Tom's Midnight Garden Philippa Pearce
Smith Leon Garfield

Another classic, for slightly older readers, is Smith by Leon Garfield.  I went and tracked this down because it has such a sensational atmosphere - dark, mysterious, dishonest Victorian London - that I've never forgotten it since I read it thirty years ago!  Re-reading it a few months ago, it  was every bit as good as I remembered. Quite a few of Garfield's other books were also set in Victorian London. I read lots of them and loved them!

You might have started to notice, place is important to me as a reader - I like to really feel the atmosphere, and The Lie Tree is phenomenal in that respect! What starts out feeling like slightly sinister historical fiction veers off first into mystery, and then into totally convincing fantasy. This book came out in 2015, and it deserves to become a classic. Utterly gripping!

The Lie Tree Frances Hardinge
The Dark is Rising Susan Cooper
Greenwitch Susan Cooper
Over Sea Under Stone Susan Cooper
The Grey King Susan Cooper
Silver on theTree Susan Cooper

And then there are the series of books I have loved. The Dark is Rising sequence by Susan Cooper gets my top vote. Like a couple of the books above, it's been around a long time, but it's as good as when it was first written. These books are a mixture of Arthurian legend and fantasy, each one with an amazing sense of place, and completely compelling plot. I can't recommend highly enough!

A series which people kept mentioning in relation to The Scar Gatherer series is The Chronicles of Ancient Darkness by Michelle Paver. These are set in a time rather like the stone age, and I love the detail Paver puts in about how they made their clothes and what they ate. They get more and more fantastical as you go through the series, and I enjoyed them so much I read all six back to back. My favourite is still the first, Wolf Brother, for the wonderful relationship Torak has with Wolf.

Wolf Brother Michelle Paver
Spirit Walker Michelle Paver
Soul Eater Michelle Paver
Outcast Michelle Paver
Oath Breaker Michelle Paver
Ghost Hunter Michelle Paver

And last but not least, for older readers Philip Pullman's Dark Materials trilogy is superb! The vocabulary is more complicated than in most of the books recommended above, as I discovered re-reading them recently. But he creates the most fabulous worlds and tells a story that you won't be able to put down!

The Amber Spyglass Philip Pullman
The Subtle Knife Philip Pullman
Northern Lights Philip Pullman
The Wee Free Men Terry Pratchett
A Hat Full of Sky Terry Pratchett
I Shall Wear Midnight Terry Pratchett
The Shepherd's Crown Terry Pratchett
Wintersmith Terry Pratchett

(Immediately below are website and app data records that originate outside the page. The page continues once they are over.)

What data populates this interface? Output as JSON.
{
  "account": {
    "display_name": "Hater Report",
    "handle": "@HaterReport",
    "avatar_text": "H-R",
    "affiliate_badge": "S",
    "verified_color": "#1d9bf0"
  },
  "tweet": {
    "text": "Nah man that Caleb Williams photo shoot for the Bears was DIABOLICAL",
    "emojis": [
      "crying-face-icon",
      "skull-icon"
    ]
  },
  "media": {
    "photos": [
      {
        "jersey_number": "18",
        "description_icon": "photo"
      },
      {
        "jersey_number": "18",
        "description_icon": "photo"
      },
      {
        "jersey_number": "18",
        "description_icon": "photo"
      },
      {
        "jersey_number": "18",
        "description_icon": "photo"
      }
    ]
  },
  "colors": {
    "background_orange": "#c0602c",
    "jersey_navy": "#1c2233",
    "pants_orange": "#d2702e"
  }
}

If you like your fantasy more on the comic side, my sons and I are loving working our way through the Tiffany Aching books from Terry Pratchett's Discworld series. I thought there were three, so I was delighted when I discovered there were actually five. They start with The Wee Free Men and finish with The Shepherd's Crown which was Terry Pratchett's very last book. They're full of little jokes and hilarious observations, and just occasionally a paragraph of astonishing beauty.

PS. By the way, in case you're wondering, yes I do like Harry Potter. But I don't think you need me to recommend that to you ...